At the Detroit Zoo
Three male sandhill cranes found sanctuary at the Detroit Zoo after being rescued and rehabilitated. One of the cranes was found as a chick in 2002 with a wing problem. Rescuers determined he would not survive in the wild. The second crane was rescued in 2015 with a badly injured wing. His injuries required amputation of the wing tip, leaving him unable to fly. The most recent rescued took place in 2021. This bird was found with a rubber band wrapped tightly around his lower beak, which had constricted and cut off blood supply to the area and caused the beak to crack and break off. Because of this injury, he would not have survived in the wild. A prosthetic beak is being created, but until then he is being given a special diet and has learned a new way to eat. The sandhill cranes can be found in a grassy habitat with a pond west of Buddy’s Pizza.

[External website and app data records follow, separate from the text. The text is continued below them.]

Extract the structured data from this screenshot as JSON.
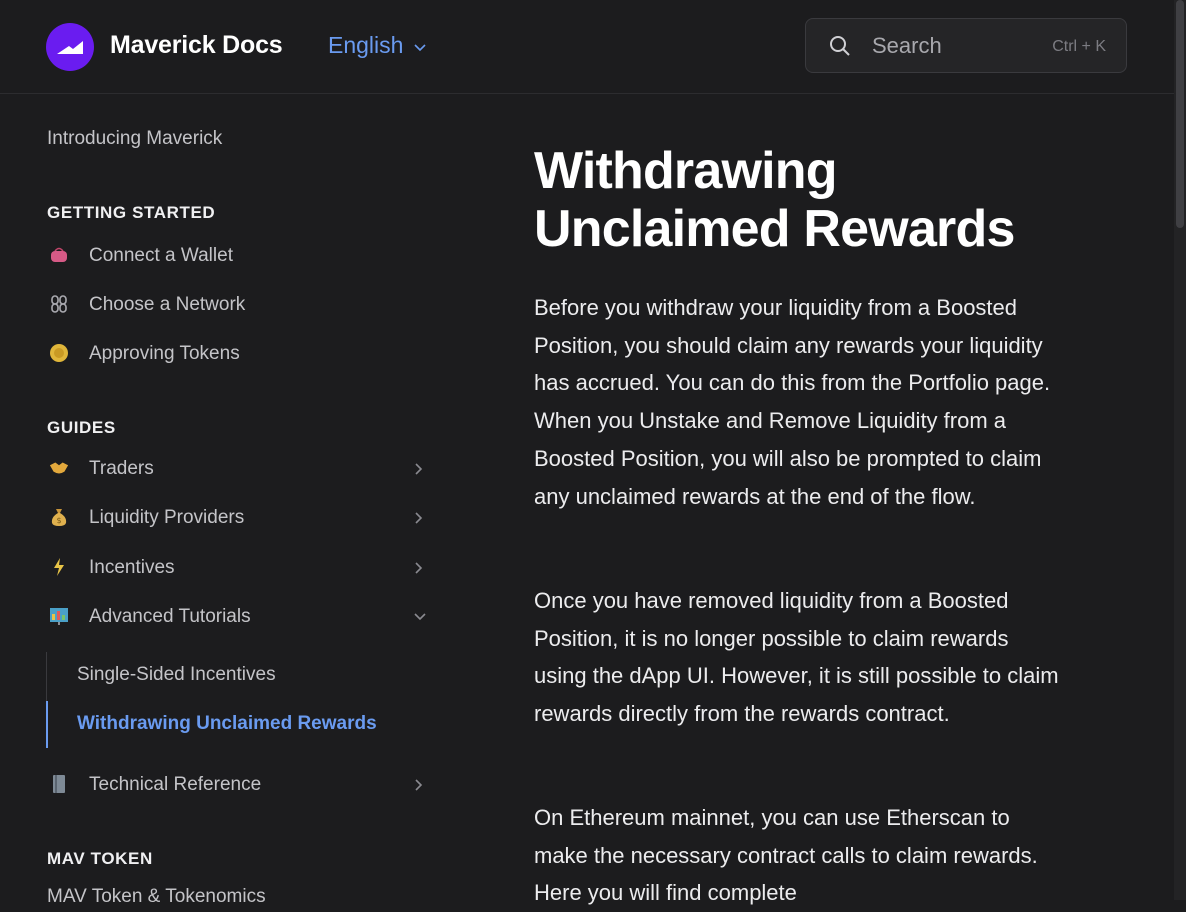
{
  "header": {
    "brand": "Maverick Docs",
    "language": "English",
    "search": {
      "placeholder": "Search",
      "shortcut": "Ctrl + K"
    }
  },
  "sidebar": {
    "intro": "Introducing Maverick",
    "getting_started": {
      "title": "GETTING STARTED",
      "items": [
        {
          "label": "Connect a Wallet",
          "icon": "purse-icon"
        },
        {
          "label": "Choose a Network",
          "icon": "chain-icon"
        },
        {
          "label": "Approving Tokens",
          "icon": "coin-icon"
        }
      ]
    },
    "guides": {
      "title": "GUIDES",
      "items": [
        {
          "label": "Traders",
          "icon": "handshake-icon"
        },
        {
          "label": "Liquidity Providers",
          "icon": "money-bag-icon"
        },
        {
          "label": "Incentives",
          "icon": "lightning-icon"
        },
        {
          "label": "Advanced Tutorials",
          "icon": "chart-icon"
        }
      ],
      "sub_items": [
        {
          "label": "Single-Sided Incentives"
        },
        {
          "label": "Withdrawing Unclaimed Rewards"
        }
      ],
      "after": {
        "label": "Technical Reference",
        "icon": "book-icon"
      }
    },
    "mav_token": {
      "title": "MAV TOKEN",
      "items": [
        {
          "label": "MAV Token & Tokenomics"
        }
      ]
    }
  },
  "main": {
    "title_line1": "Withdrawing",
    "title_line2": "Unclaimed Rewards",
    "paragraphs": [
      "Before you withdraw your liquidity from a Boosted Position, you should claim any rewards your liquidity has accrued. You can do this from the Portfolio page. When you Unstake and Remove Liquidity from a Boosted Position, you will also be prompted to claim any unclaimed rewards at the end of the flow.",
      "Once you have removed liquidity from a Boosted Position, it is no longer possible to claim rewards using the dApp UI. However, it is still possible to claim rewards directly from the rewards contract.",
      "On Ethereum mainnet, you can use Etherscan to make the necessary contract calls to claim rewards. Here you will find complete"
    ]
  },
  "colors": {
    "background": "#1c1c1e",
    "accent": "#6a9bf0",
    "logo": "#6a1cf0"
  }
}
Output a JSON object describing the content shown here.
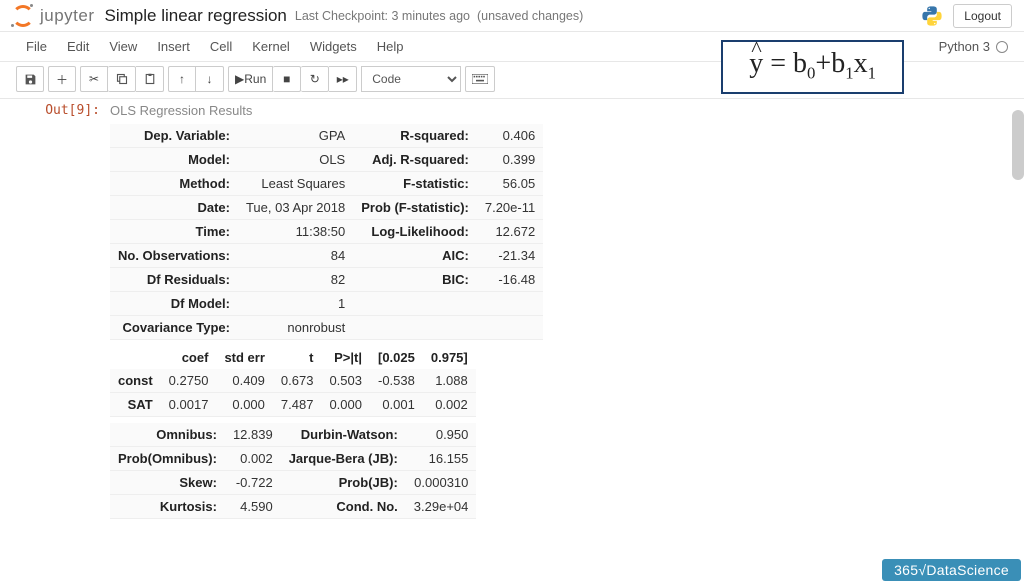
{
  "header": {
    "brand": "jupyter",
    "notebook_title": "Simple linear regression",
    "checkpoint": "Last Checkpoint: 3 minutes ago",
    "unsaved": "(unsaved changes)",
    "logout": "Logout"
  },
  "menu": {
    "items": [
      "File",
      "Edit",
      "View",
      "Insert",
      "Cell",
      "Kernel",
      "Widgets",
      "Help"
    ],
    "kernel_name": "Python 3"
  },
  "toolbar": {
    "run_label": "Run",
    "cell_type_selected": "Code"
  },
  "equation": "ŷ = b0 + b1 x1",
  "cell": {
    "prompt": "Out[9]:",
    "caption": "OLS Regression Results",
    "summary1": [
      {
        "k": "Dep. Variable:",
        "v": "GPA",
        "k2": "R-squared:",
        "v2": "0.406"
      },
      {
        "k": "Model:",
        "v": "OLS",
        "k2": "Adj. R-squared:",
        "v2": "0.399"
      },
      {
        "k": "Method:",
        "v": "Least Squares",
        "k2": "F-statistic:",
        "v2": "56.05"
      },
      {
        "k": "Date:",
        "v": "Tue, 03 Apr 2018",
        "k2": "Prob (F-statistic):",
        "v2": "7.20e-11"
      },
      {
        "k": "Time:",
        "v": "11:38:50",
        "k2": "Log-Likelihood:",
        "v2": "12.672"
      },
      {
        "k": "No. Observations:",
        "v": "84",
        "k2": "AIC:",
        "v2": "-21.34"
      },
      {
        "k": "Df Residuals:",
        "v": "82",
        "k2": "BIC:",
        "v2": "-16.48"
      },
      {
        "k": "Df Model:",
        "v": "1",
        "k2": "",
        "v2": ""
      },
      {
        "k": "Covariance Type:",
        "v": "nonrobust",
        "k2": "",
        "v2": ""
      }
    ],
    "coef_headers": [
      "",
      "coef",
      "std err",
      "t",
      "P>|t|",
      "[0.025",
      "0.975]"
    ],
    "coef_rows": [
      {
        "name": "const",
        "vals": [
          "0.2750",
          "0.409",
          "0.673",
          "0.503",
          "-0.538",
          "1.088"
        ]
      },
      {
        "name": "SAT",
        "vals": [
          "0.0017",
          "0.000",
          "7.487",
          "0.000",
          "0.001",
          "0.002"
        ]
      }
    ],
    "diag": [
      {
        "k": "Omnibus:",
        "v": "12.839",
        "k2": "Durbin-Watson:",
        "v2": "0.950"
      },
      {
        "k": "Prob(Omnibus):",
        "v": "0.002",
        "k2": "Jarque-Bera (JB):",
        "v2": "16.155"
      },
      {
        "k": "Skew:",
        "v": "-0.722",
        "k2": "Prob(JB):",
        "v2": "0.000310"
      },
      {
        "k": "Kurtosis:",
        "v": "4.590",
        "k2": "Cond. No.",
        "v2": "3.29e+04"
      }
    ]
  },
  "watermark": "365√DataScience"
}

Sandhill cranes are large-bodied birds with an impressive wingspan, long black legs, long necks and short bills. They have grey plumage on their bodies, becoming white or paler grey on their faces, chins and upper throats, and a patch of bald red skin on the top of their heads.
Sandhill cranes are the most abundant crane species on Earth, renowned for their spectacular mass migrations.
Even though sandhill cranes chicks fledge at around 67 to 75 days, they do not become independent of the parents until they are 9 to 10 months old.